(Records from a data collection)

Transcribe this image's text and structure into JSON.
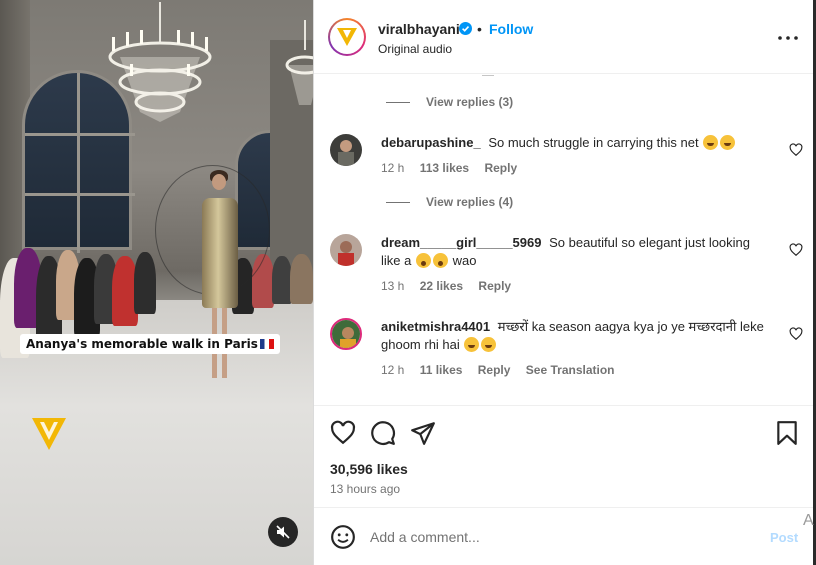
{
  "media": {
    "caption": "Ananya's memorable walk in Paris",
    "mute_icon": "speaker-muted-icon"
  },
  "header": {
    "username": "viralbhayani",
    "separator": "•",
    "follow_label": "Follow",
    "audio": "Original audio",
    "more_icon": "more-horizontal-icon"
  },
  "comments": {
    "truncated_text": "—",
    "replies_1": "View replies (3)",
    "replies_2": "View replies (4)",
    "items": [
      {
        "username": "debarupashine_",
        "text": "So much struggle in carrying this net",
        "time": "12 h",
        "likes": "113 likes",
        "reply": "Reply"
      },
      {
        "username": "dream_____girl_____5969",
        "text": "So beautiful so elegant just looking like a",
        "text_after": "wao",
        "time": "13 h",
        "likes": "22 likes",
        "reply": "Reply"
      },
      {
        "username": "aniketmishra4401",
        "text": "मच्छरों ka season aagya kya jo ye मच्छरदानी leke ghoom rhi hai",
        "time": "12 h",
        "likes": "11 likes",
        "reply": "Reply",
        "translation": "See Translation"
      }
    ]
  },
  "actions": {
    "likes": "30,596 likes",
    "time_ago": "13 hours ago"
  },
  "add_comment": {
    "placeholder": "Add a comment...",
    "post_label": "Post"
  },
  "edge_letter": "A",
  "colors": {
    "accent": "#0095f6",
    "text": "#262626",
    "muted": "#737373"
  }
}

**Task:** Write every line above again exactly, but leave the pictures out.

**Completed task:**
Transcribe this image's text and structure into JSON.
{
  "media": {
    "caption": "Ananya's memorable walk in Paris",
    "mute_icon": "speaker-muted-icon"
  },
  "header": {
    "username": "viralbhayani",
    "separator": "•",
    "follow_label": "Follow",
    "audio": "Original audio",
    "more_icon": "more-horizontal-icon"
  },
  "comments": {
    "truncated_text": "—",
    "replies_1": "View replies (3)",
    "replies_2": "View replies (4)",
    "items": [
      {
        "username": "debarupashine_",
        "text": "So much struggle in carrying this net",
        "time": "12 h",
        "likes": "113 likes",
        "reply": "Reply"
      },
      {
        "username": "dream_____girl_____5969",
        "text": "So beautiful so elegant just looking like a",
        "text_after": "wao",
        "time": "13 h",
        "likes": "22 likes",
        "reply": "Reply"
      },
      {
        "username": "aniketmishra4401",
        "text": "मच्छरों ka season aagya kya jo ye मच्छरदानी leke ghoom rhi hai",
        "time": "12 h",
        "likes": "11 likes",
        "reply": "Reply",
        "translation": "See Translation"
      }
    ]
  },
  "actions": {
    "likes": "30,596 likes",
    "time_ago": "13 hours ago"
  },
  "add_comment": {
    "placeholder": "Add a comment...",
    "post_label": "Post"
  },
  "edge_letter": "A",
  "colors": {
    "accent": "#0095f6",
    "text": "#262626",
    "muted": "#737373"
  }
}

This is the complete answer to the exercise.